- **What is needed**
Reprint every entry, character for character.
::::::::::
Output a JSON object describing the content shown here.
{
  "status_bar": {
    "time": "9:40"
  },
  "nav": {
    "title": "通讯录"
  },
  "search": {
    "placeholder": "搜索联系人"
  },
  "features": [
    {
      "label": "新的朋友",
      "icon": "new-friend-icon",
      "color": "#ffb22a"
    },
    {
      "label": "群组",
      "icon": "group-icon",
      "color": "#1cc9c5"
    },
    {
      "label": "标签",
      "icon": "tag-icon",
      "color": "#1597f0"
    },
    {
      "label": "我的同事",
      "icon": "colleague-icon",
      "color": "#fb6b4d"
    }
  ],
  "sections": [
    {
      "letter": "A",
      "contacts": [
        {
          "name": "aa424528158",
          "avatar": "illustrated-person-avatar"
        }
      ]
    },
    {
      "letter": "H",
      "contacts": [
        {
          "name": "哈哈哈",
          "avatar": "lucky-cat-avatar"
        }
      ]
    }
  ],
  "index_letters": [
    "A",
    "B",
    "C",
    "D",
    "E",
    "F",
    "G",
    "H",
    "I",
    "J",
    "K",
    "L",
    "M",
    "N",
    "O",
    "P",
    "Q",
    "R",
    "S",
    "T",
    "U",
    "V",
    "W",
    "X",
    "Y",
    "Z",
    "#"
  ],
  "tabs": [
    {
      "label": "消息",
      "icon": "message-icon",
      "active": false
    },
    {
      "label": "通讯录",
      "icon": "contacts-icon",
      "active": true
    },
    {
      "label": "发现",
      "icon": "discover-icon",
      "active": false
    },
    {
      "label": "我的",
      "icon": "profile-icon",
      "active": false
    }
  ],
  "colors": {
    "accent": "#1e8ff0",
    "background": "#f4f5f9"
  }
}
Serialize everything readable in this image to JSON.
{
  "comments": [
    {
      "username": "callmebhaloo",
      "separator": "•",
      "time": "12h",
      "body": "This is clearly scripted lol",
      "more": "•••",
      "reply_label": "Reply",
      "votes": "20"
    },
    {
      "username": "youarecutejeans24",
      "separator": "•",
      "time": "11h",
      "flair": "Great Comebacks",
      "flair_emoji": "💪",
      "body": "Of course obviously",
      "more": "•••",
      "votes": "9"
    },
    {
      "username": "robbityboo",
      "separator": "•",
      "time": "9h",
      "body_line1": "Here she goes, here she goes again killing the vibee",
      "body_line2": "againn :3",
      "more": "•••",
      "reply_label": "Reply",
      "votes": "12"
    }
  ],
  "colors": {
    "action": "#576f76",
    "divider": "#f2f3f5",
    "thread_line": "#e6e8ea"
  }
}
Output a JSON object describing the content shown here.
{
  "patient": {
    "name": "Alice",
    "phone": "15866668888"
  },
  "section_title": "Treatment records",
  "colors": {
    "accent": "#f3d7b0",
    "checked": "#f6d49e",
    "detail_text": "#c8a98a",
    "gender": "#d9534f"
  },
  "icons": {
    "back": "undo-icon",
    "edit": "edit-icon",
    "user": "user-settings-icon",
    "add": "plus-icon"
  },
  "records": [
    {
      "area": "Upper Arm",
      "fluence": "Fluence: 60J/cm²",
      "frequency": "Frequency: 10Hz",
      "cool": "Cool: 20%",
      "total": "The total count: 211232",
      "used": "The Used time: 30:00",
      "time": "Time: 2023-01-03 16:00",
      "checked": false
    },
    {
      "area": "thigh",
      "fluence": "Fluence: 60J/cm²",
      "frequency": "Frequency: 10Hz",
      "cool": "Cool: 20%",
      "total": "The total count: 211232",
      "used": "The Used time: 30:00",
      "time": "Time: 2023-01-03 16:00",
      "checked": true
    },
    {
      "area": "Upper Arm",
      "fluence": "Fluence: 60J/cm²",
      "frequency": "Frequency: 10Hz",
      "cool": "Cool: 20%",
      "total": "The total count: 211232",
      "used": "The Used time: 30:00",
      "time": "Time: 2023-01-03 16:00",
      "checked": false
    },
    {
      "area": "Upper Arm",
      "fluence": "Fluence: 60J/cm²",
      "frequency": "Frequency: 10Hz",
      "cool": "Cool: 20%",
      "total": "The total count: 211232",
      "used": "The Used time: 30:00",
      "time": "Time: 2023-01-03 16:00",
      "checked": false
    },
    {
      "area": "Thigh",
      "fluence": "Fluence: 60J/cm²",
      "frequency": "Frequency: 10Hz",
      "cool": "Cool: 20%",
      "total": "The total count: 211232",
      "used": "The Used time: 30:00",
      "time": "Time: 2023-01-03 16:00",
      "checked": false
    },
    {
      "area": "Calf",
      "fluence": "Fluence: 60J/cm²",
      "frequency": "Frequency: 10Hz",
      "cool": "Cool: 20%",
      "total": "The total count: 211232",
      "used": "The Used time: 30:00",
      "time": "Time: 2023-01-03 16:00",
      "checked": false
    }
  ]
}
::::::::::
- **Answer to this exercise**
Output a JSON object describing the content shown here.
{
  "status_bar": {
    "time": "9:40"
  },
  "nav": {
    "title": "通讯录"
  },
  "search": {
    "placeholder": "搜索联系人"
  },
  "features": [
    {
      "label": "新的朋友",
      "icon": "new-friend-icon",
      "color": "#ffb22a"
    },
    {
      "label": "群组",
      "icon": "group-icon",
      "color": "#1cc9c5"
    },
    {
      "label": "标签",
      "icon": "tag-icon",
      "color": "#1597f0"
    },
    {
      "label": "我的同事",
      "icon": "colleague-icon",
      "color": "#fb6b4d"
    }
  ],
  "sections": [
    {
      "letter": "A",
      "contacts": [
        {
          "name": "aa424528158",
          "avatar": "illustrated-person-avatar"
        }
      ]
    },
    {
      "letter": "H",
      "contacts": [
        {
          "name": "哈哈哈",
          "avatar": "lucky-cat-avatar"
        }
      ]
    }
  ],
  "index_letters": [
    "A",
    "B",
    "C",
    "D",
    "E",
    "F",
    "G",
    "H",
    "I",
    "J",
    "K",
    "L",
    "M",
    "N",
    "O",
    "P",
    "Q",
    "R",
    "S",
    "T",
    "U",
    "V",
    "W",
    "X",
    "Y",
    "Z",
    "#"
  ],
  "tabs": [
    {
      "label": "消息",
      "icon": "message-icon",
      "active": false
    },
    {
      "label": "通讯录",
      "icon": "contacts-icon",
      "active": true
    },
    {
      "label": "发现",
      "icon": "discover-icon",
      "active": false
    },
    {
      "label": "我的",
      "icon": "profile-icon",
      "active": false
    }
  ],
  "colors": {
    "accent": "#1e8ff0",
    "background": "#f4f5f9"
  }
}
Serialize everything readable in this image to JSON.
{
  "comments": [
    {
      "username": "callmebhaloo",
      "separator": "•",
      "time": "12h",
      "body": "This is clearly scripted lol",
      "more": "•••",
      "reply_label": "Reply",
      "votes": "20"
    },
    {
      "username": "youarecutejeans24",
      "separator": "•",
      "time": "11h",
      "flair": "Great Comebacks",
      "flair_emoji": "💪",
      "body": "Of course obviously",
      "more": "•••",
      "votes": "9"
    },
    {
      "username": "robbityboo",
      "separator": "•",
      "time": "9h",
      "body_line1": "Here she goes, here she goes again killing the vibee",
      "body_line2": "againn :3",
      "more": "•••",
      "reply_label": "Reply",
      "votes": "12"
    }
  ],
  "colors": {
    "action": "#576f76",
    "divider": "#f2f3f5",
    "thread_line": "#e6e8ea"
  }
}
Output a JSON object describing the content shown here.
{
  "patient": {
    "name": "Alice",
    "phone": "15866668888"
  },
  "section_title": "Treatment records",
  "colors": {
    "accent": "#f3d7b0",
    "checked": "#f6d49e",
    "detail_text": "#c8a98a",
    "gender": "#d9534f"
  },
  "icons": {
    "back": "undo-icon",
    "edit": "edit-icon",
    "user": "user-settings-icon",
    "add": "plus-icon"
  },
  "records": [
    {
      "area": "Upper Arm",
      "fluence": "Fluence: 60J/cm²",
      "frequency": "Frequency: 10Hz",
      "cool": "Cool: 20%",
      "total": "The total count: 211232",
      "used": "The Used time: 30:00",
      "time": "Time: 2023-01-03 16:00",
      "checked": false
    },
    {
      "area": "thigh",
      "fluence": "Fluence: 60J/cm²",
      "frequency": "Frequency: 10Hz",
      "cool": "Cool: 20%",
      "total": "The total count: 211232",
      "used": "The Used time: 30:00",
      "time": "Time: 2023-01-03 16:00",
      "checked": true
    },
    {
      "area": "Upper Arm",
      "fluence": "Fluence: 60J/cm²",
      "frequency": "Frequency: 10Hz",
      "cool": "Cool: 20%",
      "total": "The total count: 211232",
      "used": "The Used time: 30:00",
      "time": "Time: 2023-01-03 16:00",
      "checked": false
    },
    {
      "area": "Upper Arm",
      "fluence": "Fluence: 60J/cm²",
      "frequency": "Frequency: 10Hz",
      "cool": "Cool: 20%",
      "total": "The total count: 211232",
      "used": "The Used time: 30:00",
      "time": "Time: 2023-01-03 16:00",
      "checked": false
    },
    {
      "area": "Thigh",
      "fluence": "Fluence: 60J/cm²",
      "frequency": "Frequency: 10Hz",
      "cool": "Cool: 20%",
      "total": "The total count: 211232",
      "used": "The Used time: 30:00",
      "time": "Time: 2023-01-03 16:00",
      "checked": false
    },
    {
      "area": "Calf",
      "fluence": "Fluence: 60J/cm²",
      "frequency": "Frequency: 10Hz",
      "cool": "Cool: 20%",
      "total": "The total count: 211232",
      "used": "The Used time: 30:00",
      "time": "Time: 2023-01-03 16:00",
      "checked": false
    }
  ]
}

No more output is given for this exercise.